PURPOSE This study aimed at evaluating the efficacy and safety of high-dose (> 0.2 L/kg of treated plasma per day) coupled plasma filtration-adsorption (CPFA) in treating patients with septic shock. METHODS Multicentre, randomised, adaptive trial, performed in 12 Italian intensive care units (ICUs). Patients aged 14 or more, admitted to the ICU with septic shock, or had developed it during the stay were eligible. The final outcome was mortality at discharge from the last hospital at which the patient received care. RESULTS Between May 2015, and October 2017, 115 patients were randomised. The first interim analysis revealed a number of early deaths, prompting an unplanned analysis. Last hospital mortality was non-significantly higher in the CPFA (55.6%) than in the control group (46.2%, p = 0.35). The 90-day survival curves diverged in favour of the controls early after randomisation and remained separated afterwards (p = 0.100). An unplanned analysis showed higher mortality in CPFA compared to controls among patients without severe renal failure (p = 0.025); a dose-response relationship was observed between treated plasma volume and mortality (p = 0.010). CONCLUSION The COMPACT-2 trial was stopped due to the possible harmful effect of CPFA in patients with septic shock. The harmful effect, if present, was particularly marked in the early phase of septic shock. Patients not requiring renal replacement therapy seemed most exposed to the possible harm, with evidence of a dose-response effect. Until the mechanisms behind these results are fully understood, the use of CPFA for the treatment of patients with septic shock is not recommended.
Patients aged 14 or more with septic shock, enrolled in the COMPACT-2 multicentre trial (n= 115).
High dose coupled plasma filtration-adsorption (CPFA), (n= 63).
Standard care (n= 52).
The first interim analysis revealed a number of early deaths, prompting an unplanned analysis. Last hospital mortality was non-significantly higher in the CPFA (55.6%) than in the control group (46.2%). The 90-day survival curves diverged in favour of the controls early after randomisation and remained separated afterwards. An unplanned analysis showed higher mortality in CPFA compared to controls among patients without severe renal failure; a dose-response relationship was observed between treated plasma volume and mortality. The COMPACT-2 trial was stopped due to the possible harmful effect of CPFA in patients with septic shock.

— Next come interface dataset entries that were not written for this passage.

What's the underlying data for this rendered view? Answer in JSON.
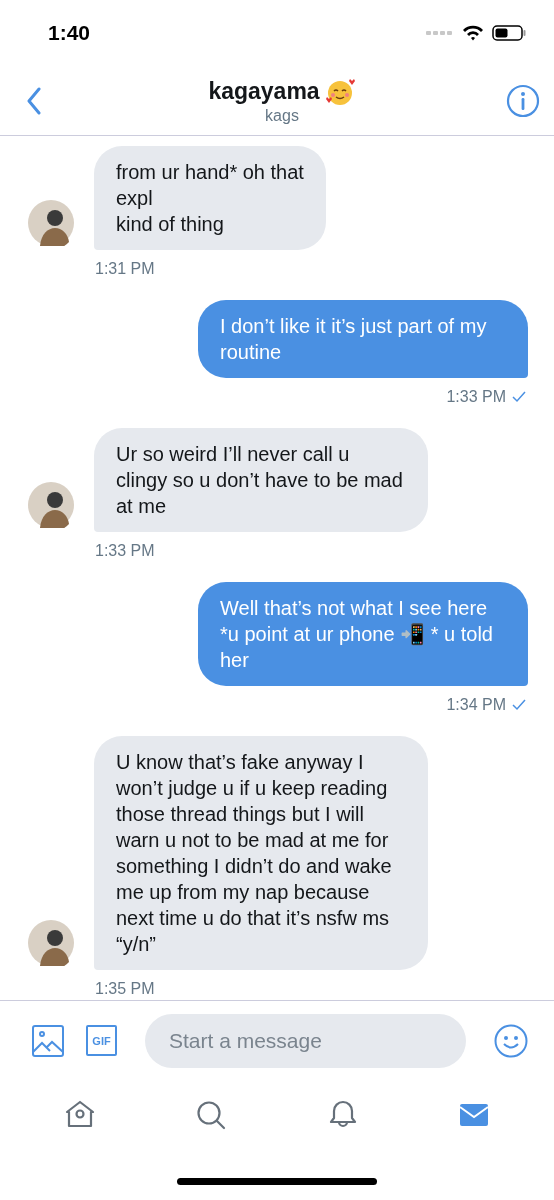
{
  "status_bar": {
    "time": "1:40"
  },
  "header": {
    "title": "kagayama",
    "subtitle": "kags"
  },
  "messages": [
    {
      "kind": "received",
      "text": "from ur hand* oh that\nexpl\nkind of thing",
      "time": "1:31 PM"
    },
    {
      "kind": "sent",
      "text": "I don’t like it it’s just part of my routine",
      "time": "1:33 PM",
      "read": true
    },
    {
      "kind": "received",
      "text": "Ur so weird I’ll never call u clingy so u don’t have to be mad at me",
      "time": "1:33 PM"
    },
    {
      "kind": "sent",
      "text": "Well that’s not what I see here *u point at ur phone 📲 * u told her",
      "time": "1:34 PM",
      "read": true
    },
    {
      "kind": "received",
      "text": "U know that’s fake anyway I won’t judge u if u keep reading those thread things but I will warn u not to be mad at me for something I didn’t do and wake me up from my nap because next time u do that it’s nsfw ms “y/n”",
      "time": "1:35 PM"
    }
  ],
  "composer": {
    "placeholder": "Start a message",
    "gif_label": "GIF"
  },
  "tab_bar": [
    {
      "selected": false
    },
    {
      "selected": false
    },
    {
      "selected": false
    },
    {
      "selected": true
    }
  ]
}
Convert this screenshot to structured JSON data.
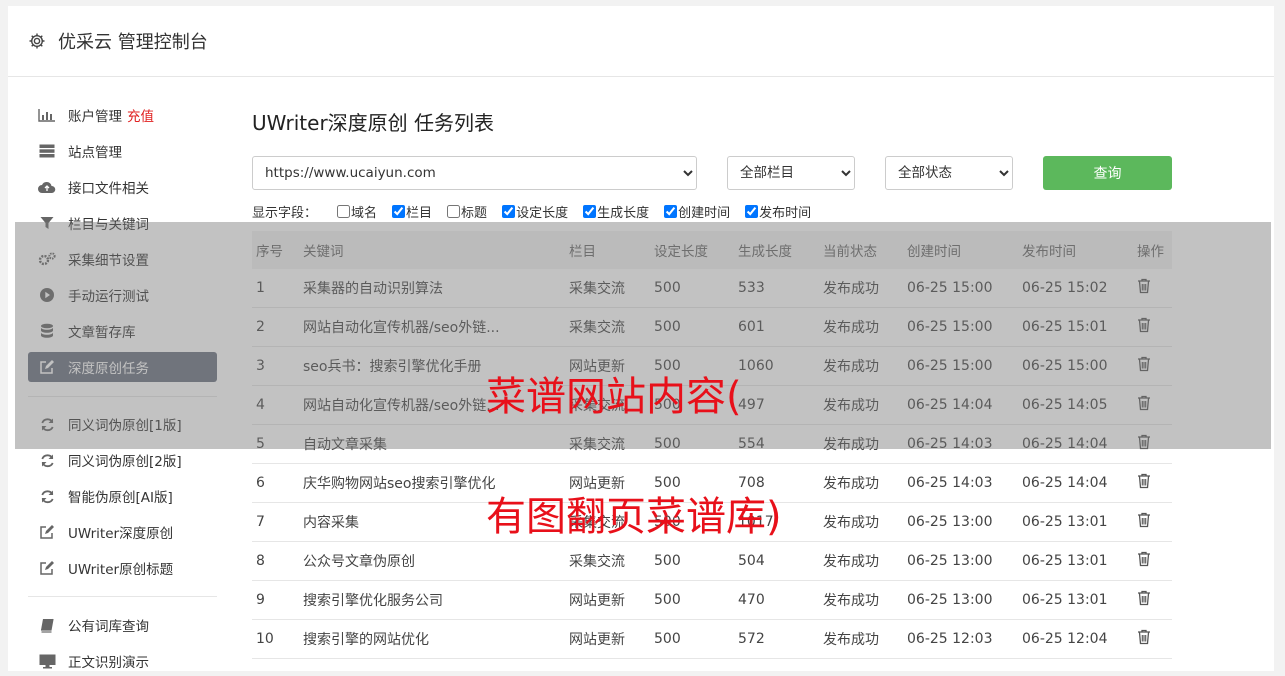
{
  "header": {
    "title": "优采云 管理控制台"
  },
  "sidebar": {
    "items": [
      {
        "label": "账户管理",
        "extra": "充值",
        "icon": "bar-chart-icon"
      },
      {
        "label": "站点管理",
        "icon": "server-icon"
      },
      {
        "label": "接口文件相关",
        "icon": "cloud-upload-icon"
      },
      {
        "label": "栏目与关键词",
        "icon": "filter-icon"
      },
      {
        "label": "采集细节设置",
        "icon": "gears-icon"
      },
      {
        "label": "手动运行测试",
        "icon": "play-circle-icon"
      },
      {
        "label": "文章暂存库",
        "icon": "database-icon"
      },
      {
        "label": "深度原创任务",
        "icon": "edit-icon",
        "active": true
      },
      {
        "label": "同义词伪原创[1版]",
        "icon": "refresh-icon"
      },
      {
        "label": "同义词伪原创[2版]",
        "icon": "refresh-icon"
      },
      {
        "label": "智能伪原创[AI版]",
        "icon": "refresh-icon"
      },
      {
        "label": "UWriter深度原创",
        "icon": "edit-icon"
      },
      {
        "label": "UWriter原创标题",
        "icon": "edit-icon"
      },
      {
        "label": "公有词库查询",
        "icon": "book-icon"
      },
      {
        "label": "正文识别演示",
        "icon": "monitor-icon"
      }
    ]
  },
  "main": {
    "title": "UWriter深度原创 任务列表",
    "site_select": {
      "value": "https://www.ucaiyun.com"
    },
    "column_select": {
      "value": "全部栏目"
    },
    "status_select": {
      "value": "全部状态"
    },
    "query_button": "查询",
    "fields_label": "显示字段：",
    "fields": [
      {
        "label": "域名",
        "checked": false
      },
      {
        "label": "栏目",
        "checked": true
      },
      {
        "label": "标题",
        "checked": false
      },
      {
        "label": "设定长度",
        "checked": true
      },
      {
        "label": "生成长度",
        "checked": true
      },
      {
        "label": "创建时间",
        "checked": true
      },
      {
        "label": "发布时间",
        "checked": true
      }
    ],
    "table": {
      "columns": [
        "序号",
        "关键词",
        "栏目",
        "设定长度",
        "生成长度",
        "当前状态",
        "创建时间",
        "发布时间",
        "操作"
      ],
      "rows": [
        [
          "1",
          "采集器的自动识别算法",
          "采集交流",
          "500",
          "533",
          "发布成功",
          "06-25 15:00",
          "06-25 15:02"
        ],
        [
          "2",
          "网站自动化宣传机器/seo外链...",
          "采集交流",
          "500",
          "601",
          "发布成功",
          "06-25 15:00",
          "06-25 15:01"
        ],
        [
          "3",
          "seo兵书：搜索引擎优化手册",
          "网站更新",
          "500",
          "1060",
          "发布成功",
          "06-25 15:00",
          "06-25 15:00"
        ],
        [
          "4",
          "网站自动化宣传机器/seo外链...",
          "采集交流",
          "500",
          "497",
          "发布成功",
          "06-25 14:04",
          "06-25 14:05"
        ],
        [
          "5",
          "自动文章采集",
          "采集交流",
          "500",
          "554",
          "发布成功",
          "06-25 14:03",
          "06-25 14:04"
        ],
        [
          "6",
          "庆华购物网站seo搜索引擎优化",
          "网站更新",
          "500",
          "708",
          "发布成功",
          "06-25 14:03",
          "06-25 14:04"
        ],
        [
          "7",
          "内容采集",
          "采集交流",
          "500",
          "1017",
          "发布成功",
          "06-25 13:00",
          "06-25 13:01"
        ],
        [
          "8",
          "公众号文章伪原创",
          "采集交流",
          "500",
          "504",
          "发布成功",
          "06-25 13:00",
          "06-25 13:01"
        ],
        [
          "9",
          "搜索引擎优化服务公司",
          "网站更新",
          "500",
          "470",
          "发布成功",
          "06-25 13:00",
          "06-25 13:01"
        ],
        [
          "10",
          "搜索引擎的网站优化",
          "网站更新",
          "500",
          "572",
          "发布成功",
          "06-25 12:03",
          "06-25 12:04"
        ]
      ]
    }
  },
  "watermark": {
    "line1": "菜谱网站内容(",
    "line2": "有图翻页菜谱库)"
  },
  "colors": {
    "active_nav": "#6b7280",
    "query_button": "#5cb85c",
    "status_ok": "#2e8b2e",
    "recharge": "#e02020",
    "watermark": "#e8101a"
  }
}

Use of hydroxyethyl starch in sepsis research: A systematic review with meta-analysis
Acta anaesthesiologica Scandinavica. 2021
BACKGROUND After being used for more than a decade the use of hydroxyethyl starch (HES) 130/0.38-0.45 in clinical practice was discouraged because of serious adverse events including bleeding, acute kidney injury and death. But could these adverse effects have been discovered sooner? By comparing the summary effect estimates of the adverse effects of HES 130/0.38-0.45 in different study designs we aimed to disclose any signal of this. METHODS We systematically searched MEDLINE, EMBASE and Cochrane Library and hand-searched the reference lists of relevant studies to identify studies for inclusion. Eligible trials were randomised clinical trials (RCTs) and observational studies in patients with sepsis and randomised trials in animals with induced sepsis comparing HES 130/0.38-0.45 to any type of crystalloid. Relevant outcomes were all-cause mortality at longest follow-up, renal replacement therapy (RRT), acute kidney injury (AKI) and bleeding. We extracted data, conducted conventional meta-analyses and assessed risk of bias and the quality of evidence. RESULTS We included 8 RCTs including 3,273 patients, 1 observational study including 379 patients and 5 randomised animal trials including 94 test animals. There was no suggestion of interaction in subgroup analyses comparing the different study designs for any outcomes (all-cause mortality at longest follow-up P=0.33; RRT P=0.70; AKI P=0.63; bleeding P=0.20). CONCLUSIONS We observed no interaction between the summary effect estimates of RCTs, observational studies in patients and randomised animal trials for any of the outcomes. Accordingly, we found no evidence indicating that the adverse effects of HES 130/0.38-0.45 could have been discovered sooner.